- _Stored data_:
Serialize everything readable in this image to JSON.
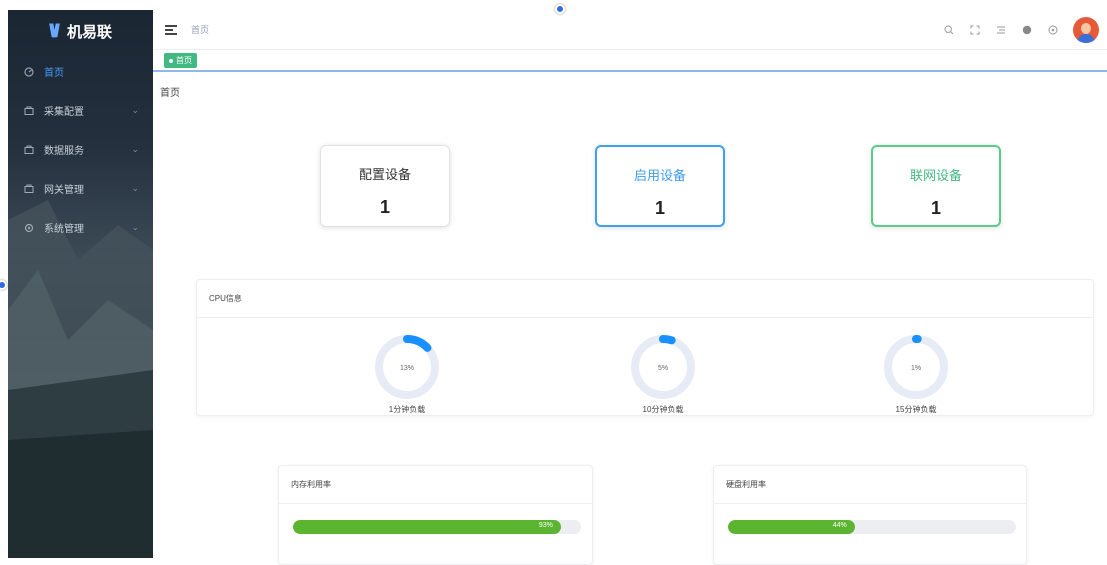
{
  "sidebar": {
    "logo_text": "机易联",
    "items": [
      {
        "label": "首页",
        "icon": "dashboard-icon",
        "active": true
      },
      {
        "label": "采集配置",
        "icon": "folder-icon",
        "expandable": true
      },
      {
        "label": "数据服务",
        "icon": "folder-icon",
        "expandable": true
      },
      {
        "label": "网关管理",
        "icon": "folder-icon",
        "expandable": true
      },
      {
        "label": "系统管理",
        "icon": "gear-icon",
        "expandable": true
      }
    ]
  },
  "topbar": {
    "breadcrumb": "首页",
    "icons": [
      "search-icon",
      "fullscreen-icon",
      "text-size-icon",
      "github-icon",
      "help-icon"
    ]
  },
  "tags": {
    "active": "首页"
  },
  "page_title": "首页",
  "stats": [
    {
      "label": "配置设备",
      "value": "1"
    },
    {
      "label": "启用设备",
      "value": "1"
    },
    {
      "label": "联网设备",
      "value": "1"
    }
  ],
  "cpu": {
    "title": "CPU信息",
    "gauges": [
      {
        "label": "1分钟负载",
        "percent_text": "13%",
        "percent": 13
      },
      {
        "label": "10分钟负载",
        "percent_text": "5%",
        "percent": 5
      },
      {
        "label": "15分钟负载",
        "percent_text": "1%",
        "percent": 1
      }
    ]
  },
  "memory": {
    "title": "内存利用率",
    "percent_text": "93%",
    "percent": 93
  },
  "disk": {
    "title": "硬盘利用率",
    "percent_text": "44%",
    "percent": 44
  },
  "colors": {
    "primary": "#409eff",
    "success": "#42b983",
    "progress": "#5cb531"
  }
}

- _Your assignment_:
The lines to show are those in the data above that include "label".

- _Solution to this problem_:
        "label": "首页",
        "label": "采集配置",
        "label": "数据服务",
        "label": "网关管理",
        "label": "系统管理",
      "label": "配置设备",
      "label": "启用设备",
      "label": "联网设备",
        "label": "1分钟负载",
        "label": "10分钟负载",
        "label": "15分钟负载",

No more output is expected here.